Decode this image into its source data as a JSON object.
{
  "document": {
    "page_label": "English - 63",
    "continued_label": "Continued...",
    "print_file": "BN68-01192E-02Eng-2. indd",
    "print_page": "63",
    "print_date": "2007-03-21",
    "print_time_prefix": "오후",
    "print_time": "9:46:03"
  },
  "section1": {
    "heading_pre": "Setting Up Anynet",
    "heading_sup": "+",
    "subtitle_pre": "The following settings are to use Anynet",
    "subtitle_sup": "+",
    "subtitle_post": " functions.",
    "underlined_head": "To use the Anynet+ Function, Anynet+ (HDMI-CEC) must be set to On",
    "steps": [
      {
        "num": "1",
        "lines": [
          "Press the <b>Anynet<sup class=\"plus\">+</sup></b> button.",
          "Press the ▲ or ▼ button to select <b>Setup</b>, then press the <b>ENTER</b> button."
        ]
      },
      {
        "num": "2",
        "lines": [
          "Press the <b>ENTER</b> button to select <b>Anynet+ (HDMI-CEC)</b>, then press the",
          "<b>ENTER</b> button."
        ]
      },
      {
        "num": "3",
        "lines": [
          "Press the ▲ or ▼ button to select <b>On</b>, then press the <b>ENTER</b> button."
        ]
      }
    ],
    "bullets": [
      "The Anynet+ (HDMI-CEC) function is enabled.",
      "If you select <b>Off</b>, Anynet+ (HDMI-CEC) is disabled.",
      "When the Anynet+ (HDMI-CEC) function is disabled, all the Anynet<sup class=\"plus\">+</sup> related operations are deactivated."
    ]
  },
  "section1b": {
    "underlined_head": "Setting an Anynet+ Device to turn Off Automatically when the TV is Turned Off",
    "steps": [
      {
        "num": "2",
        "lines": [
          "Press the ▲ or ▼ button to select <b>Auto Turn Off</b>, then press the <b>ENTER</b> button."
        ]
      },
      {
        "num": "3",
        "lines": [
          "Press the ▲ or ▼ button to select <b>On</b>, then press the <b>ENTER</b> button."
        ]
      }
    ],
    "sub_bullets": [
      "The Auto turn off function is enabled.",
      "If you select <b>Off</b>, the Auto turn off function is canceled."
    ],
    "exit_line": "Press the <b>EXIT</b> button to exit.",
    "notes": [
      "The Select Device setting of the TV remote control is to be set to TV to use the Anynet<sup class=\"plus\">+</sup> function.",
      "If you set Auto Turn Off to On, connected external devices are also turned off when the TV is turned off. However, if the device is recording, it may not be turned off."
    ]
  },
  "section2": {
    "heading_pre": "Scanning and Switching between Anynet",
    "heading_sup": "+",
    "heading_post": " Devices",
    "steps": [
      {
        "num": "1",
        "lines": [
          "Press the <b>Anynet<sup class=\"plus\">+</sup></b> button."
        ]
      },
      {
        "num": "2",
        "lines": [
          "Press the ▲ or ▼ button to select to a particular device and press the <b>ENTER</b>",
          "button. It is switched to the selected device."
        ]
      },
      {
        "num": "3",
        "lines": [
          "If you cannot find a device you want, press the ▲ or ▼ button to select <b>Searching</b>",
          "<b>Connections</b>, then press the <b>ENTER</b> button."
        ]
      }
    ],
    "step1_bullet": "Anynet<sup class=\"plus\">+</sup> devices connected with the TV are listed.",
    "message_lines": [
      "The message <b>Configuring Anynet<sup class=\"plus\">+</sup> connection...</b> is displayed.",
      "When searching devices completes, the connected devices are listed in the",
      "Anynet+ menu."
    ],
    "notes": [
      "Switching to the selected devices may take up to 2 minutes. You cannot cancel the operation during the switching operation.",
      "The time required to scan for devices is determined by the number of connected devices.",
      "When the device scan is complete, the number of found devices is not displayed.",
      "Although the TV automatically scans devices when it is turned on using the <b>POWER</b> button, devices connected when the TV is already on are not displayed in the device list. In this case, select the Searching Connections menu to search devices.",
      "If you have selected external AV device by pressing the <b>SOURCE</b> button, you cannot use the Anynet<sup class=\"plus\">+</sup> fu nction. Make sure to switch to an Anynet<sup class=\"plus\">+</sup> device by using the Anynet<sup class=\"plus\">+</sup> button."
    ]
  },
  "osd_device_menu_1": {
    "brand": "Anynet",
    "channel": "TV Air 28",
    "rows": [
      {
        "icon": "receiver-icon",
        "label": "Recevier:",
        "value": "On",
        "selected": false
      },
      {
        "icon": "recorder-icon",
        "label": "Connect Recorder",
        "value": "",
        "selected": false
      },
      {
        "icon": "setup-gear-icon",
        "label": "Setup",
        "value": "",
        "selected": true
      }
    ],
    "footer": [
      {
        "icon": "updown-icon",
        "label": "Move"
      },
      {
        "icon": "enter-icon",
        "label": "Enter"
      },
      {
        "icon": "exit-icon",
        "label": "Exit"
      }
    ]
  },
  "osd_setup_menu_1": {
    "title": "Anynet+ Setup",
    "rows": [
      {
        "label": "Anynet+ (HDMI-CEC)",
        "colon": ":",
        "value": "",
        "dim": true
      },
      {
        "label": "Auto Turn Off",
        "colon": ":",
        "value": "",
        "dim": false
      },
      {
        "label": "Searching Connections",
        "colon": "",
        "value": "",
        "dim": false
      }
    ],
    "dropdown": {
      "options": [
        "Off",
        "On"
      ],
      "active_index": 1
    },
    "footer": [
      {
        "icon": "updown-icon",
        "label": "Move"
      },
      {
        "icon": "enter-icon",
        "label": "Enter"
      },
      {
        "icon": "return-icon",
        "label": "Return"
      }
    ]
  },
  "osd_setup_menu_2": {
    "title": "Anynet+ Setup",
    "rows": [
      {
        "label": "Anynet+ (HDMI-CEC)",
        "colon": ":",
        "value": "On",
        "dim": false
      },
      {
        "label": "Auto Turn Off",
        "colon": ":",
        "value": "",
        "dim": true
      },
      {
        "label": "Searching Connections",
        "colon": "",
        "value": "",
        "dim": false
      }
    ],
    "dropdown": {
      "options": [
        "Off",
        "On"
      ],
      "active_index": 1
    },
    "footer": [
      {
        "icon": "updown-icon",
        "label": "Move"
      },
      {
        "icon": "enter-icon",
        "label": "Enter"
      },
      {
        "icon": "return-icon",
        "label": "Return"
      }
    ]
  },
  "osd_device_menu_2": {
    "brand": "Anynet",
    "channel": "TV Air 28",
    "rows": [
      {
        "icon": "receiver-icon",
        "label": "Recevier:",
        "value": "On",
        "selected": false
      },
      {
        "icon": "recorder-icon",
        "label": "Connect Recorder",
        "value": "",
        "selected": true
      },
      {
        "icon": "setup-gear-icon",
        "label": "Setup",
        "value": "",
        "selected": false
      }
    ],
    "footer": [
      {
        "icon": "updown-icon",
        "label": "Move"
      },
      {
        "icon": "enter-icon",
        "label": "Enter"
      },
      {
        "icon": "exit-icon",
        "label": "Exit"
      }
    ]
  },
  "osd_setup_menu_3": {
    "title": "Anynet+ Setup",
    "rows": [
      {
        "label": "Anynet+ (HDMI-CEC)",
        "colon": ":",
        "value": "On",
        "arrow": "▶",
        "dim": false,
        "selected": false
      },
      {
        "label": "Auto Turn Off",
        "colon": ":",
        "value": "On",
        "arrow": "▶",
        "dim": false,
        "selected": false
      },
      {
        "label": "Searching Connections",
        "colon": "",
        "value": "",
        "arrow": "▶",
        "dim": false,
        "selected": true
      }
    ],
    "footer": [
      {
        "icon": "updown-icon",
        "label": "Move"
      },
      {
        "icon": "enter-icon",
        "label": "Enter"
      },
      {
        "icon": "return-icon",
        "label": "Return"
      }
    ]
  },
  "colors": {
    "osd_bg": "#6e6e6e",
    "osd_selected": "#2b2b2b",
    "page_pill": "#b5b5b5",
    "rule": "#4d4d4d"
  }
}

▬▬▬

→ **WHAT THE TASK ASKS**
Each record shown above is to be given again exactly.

→ **WRITTEN ANSWER**
Decode this image into its source data as a JSON object.
{
  "document": {
    "page_label": "English - 63",
    "continued_label": "Continued...",
    "print_file": "BN68-01192E-02Eng-2. indd",
    "print_page": "63",
    "print_date": "2007-03-21",
    "print_time_prefix": "오후",
    "print_time": "9:46:03"
  },
  "section1": {
    "heading_pre": "Setting Up Anynet",
    "heading_sup": "+",
    "subtitle_pre": "The following settings are to use Anynet",
    "subtitle_sup": "+",
    "subtitle_post": " functions.",
    "underlined_head": "To use the Anynet+ Function, Anynet+ (HDMI-CEC) must be set to On",
    "steps": [
      {
        "num": "1",
        "lines": [
          "Press the <b>Anynet<sup class=\"plus\">+</sup></b> button.",
          "Press the ▲ or ▼ button to select <b>Setup</b>, then press the <b>ENTER</b> button."
        ]
      },
      {
        "num": "2",
        "lines": [
          "Press the <b>ENTER</b> button to select <b>Anynet+ (HDMI-CEC)</b>, then press the",
          "<b>ENTER</b> button."
        ]
      },
      {
        "num": "3",
        "lines": [
          "Press the ▲ or ▼ button to select <b>On</b>, then press the <b>ENTER</b> button."
        ]
      }
    ],
    "bullets": [
      "The Anynet+ (HDMI-CEC) function is enabled.",
      "If you select <b>Off</b>, Anynet+ (HDMI-CEC) is disabled.",
      "When the Anynet+ (HDMI-CEC) function is disabled, all the Anynet<sup class=\"plus\">+</sup> related operations are deactivated."
    ]
  },
  "section1b": {
    "underlined_head": "Setting an Anynet+ Device to turn Off Automatically when the TV is Turned Off",
    "steps": [
      {
        "num": "2",
        "lines": [
          "Press the ▲ or ▼ button to select <b>Auto Turn Off</b>, then press the <b>ENTER</b> button."
        ]
      },
      {
        "num": "3",
        "lines": [
          "Press the ▲ or ▼ button to select <b>On</b>, then press the <b>ENTER</b> button."
        ]
      }
    ],
    "sub_bullets": [
      "The Auto turn off function is enabled.",
      "If you select <b>Off</b>, the Auto turn off function is canceled."
    ],
    "exit_line": "Press the <b>EXIT</b> button to exit.",
    "notes": [
      "The Select Device setting of the TV remote control is to be set to TV to use the Anynet<sup class=\"plus\">+</sup> function.",
      "If you set Auto Turn Off to On, connected external devices are also turned off when the TV is turned off. However, if the device is recording, it may not be turned off."
    ]
  },
  "section2": {
    "heading_pre": "Scanning and Switching between Anynet",
    "heading_sup": "+",
    "heading_post": " Devices",
    "steps": [
      {
        "num": "1",
        "lines": [
          "Press the <b>Anynet<sup class=\"plus\">+</sup></b> button."
        ]
      },
      {
        "num": "2",
        "lines": [
          "Press the ▲ or ▼ button to select to a particular device and press the <b>ENTER</b>",
          "button. It is switched to the selected device."
        ]
      },
      {
        "num": "3",
        "lines": [
          "If you cannot find a device you want, press the ▲ or ▼ button to select <b>Searching</b>",
          "<b>Connections</b>, then press the <b>ENTER</b> button."
        ]
      }
    ],
    "step1_bullet": "Anynet<sup class=\"plus\">+</sup> devices connected with the TV are listed.",
    "message_lines": [
      "The message <b>Configuring Anynet<sup class=\"plus\">+</sup> connection...</b> is displayed.",
      "When searching devices completes, the connected devices are listed in the",
      "Anynet+ menu."
    ],
    "notes": [
      "Switching to the selected devices may take up to 2 minutes. You cannot cancel the operation during the switching operation.",
      "The time required to scan for devices is determined by the number of connected devices.",
      "When the device scan is complete, the number of found devices is not displayed.",
      "Although the TV automatically scans devices when it is turned on using the <b>POWER</b> button, devices connected when the TV is already on are not displayed in the device list. In this case, select the Searching Connections menu to search devices.",
      "If you have selected external AV device by pressing the <b>SOURCE</b> button, you cannot use the Anynet<sup class=\"plus\">+</sup> fu nction. Make sure to switch to an Anynet<sup class=\"plus\">+</sup> device by using the Anynet<sup class=\"plus\">+</sup> button."
    ]
  },
  "osd_device_menu_1": {
    "brand": "Anynet",
    "channel": "TV Air 28",
    "rows": [
      {
        "icon": "receiver-icon",
        "label": "Recevier:",
        "value": "On",
        "selected": false
      },
      {
        "icon": "recorder-icon",
        "label": "Connect Recorder",
        "value": "",
        "selected": false
      },
      {
        "icon": "setup-gear-icon",
        "label": "Setup",
        "value": "",
        "selected": true
      }
    ],
    "footer": [
      {
        "icon": "updown-icon",
        "label": "Move"
      },
      {
        "icon": "enter-icon",
        "label": "Enter"
      },
      {
        "icon": "exit-icon",
        "label": "Exit"
      }
    ]
  },
  "osd_setup_menu_1": {
    "title": "Anynet+ Setup",
    "rows": [
      {
        "label": "Anynet+ (HDMI-CEC)",
        "colon": ":",
        "value": "",
        "dim": true
      },
      {
        "label": "Auto Turn Off",
        "colon": ":",
        "value": "",
        "dim": false
      },
      {
        "label": "Searching Connections",
        "colon": "",
        "value": "",
        "dim": false
      }
    ],
    "dropdown": {
      "options": [
        "Off",
        "On"
      ],
      "active_index": 1
    },
    "footer": [
      {
        "icon": "updown-icon",
        "label": "Move"
      },
      {
        "icon": "enter-icon",
        "label": "Enter"
      },
      {
        "icon": "return-icon",
        "label": "Return"
      }
    ]
  },
  "osd_setup_menu_2": {
    "title": "Anynet+ Setup",
    "rows": [
      {
        "label": "Anynet+ (HDMI-CEC)",
        "colon": ":",
        "value": "On",
        "dim": false
      },
      {
        "label": "Auto Turn Off",
        "colon": ":",
        "value": "",
        "dim": true
      },
      {
        "label": "Searching Connections",
        "colon": "",
        "value": "",
        "dim": false
      }
    ],
    "dropdown": {
      "options": [
        "Off",
        "On"
      ],
      "active_index": 1
    },
    "footer": [
      {
        "icon": "updown-icon",
        "label": "Move"
      },
      {
        "icon": "enter-icon",
        "label": "Enter"
      },
      {
        "icon": "return-icon",
        "label": "Return"
      }
    ]
  },
  "osd_device_menu_2": {
    "brand": "Anynet",
    "channel": "TV Air 28",
    "rows": [
      {
        "icon": "receiver-icon",
        "label": "Recevier:",
        "value": "On",
        "selected": false
      },
      {
        "icon": "recorder-icon",
        "label": "Connect Recorder",
        "value": "",
        "selected": true
      },
      {
        "icon": "setup-gear-icon",
        "label": "Setup",
        "value": "",
        "selected": false
      }
    ],
    "footer": [
      {
        "icon": "updown-icon",
        "label": "Move"
      },
      {
        "icon": "enter-icon",
        "label": "Enter"
      },
      {
        "icon": "exit-icon",
        "label": "Exit"
      }
    ]
  },
  "osd_setup_menu_3": {
    "title": "Anynet+ Setup",
    "rows": [
      {
        "label": "Anynet+ (HDMI-CEC)",
        "colon": ":",
        "value": "On",
        "arrow": "▶",
        "dim": false,
        "selected": false
      },
      {
        "label": "Auto Turn Off",
        "colon": ":",
        "value": "On",
        "arrow": "▶",
        "dim": false,
        "selected": false
      },
      {
        "label": "Searching Connections",
        "colon": "",
        "value": "",
        "arrow": "▶",
        "dim": false,
        "selected": true
      }
    ],
    "footer": [
      {
        "icon": "updown-icon",
        "label": "Move"
      },
      {
        "icon": "enter-icon",
        "label": "Enter"
      },
      {
        "icon": "return-icon",
        "label": "Return"
      }
    ]
  },
  "colors": {
    "osd_bg": "#6e6e6e",
    "osd_selected": "#2b2b2b",
    "page_pill": "#b5b5b5",
    "rule": "#4d4d4d"
  }
}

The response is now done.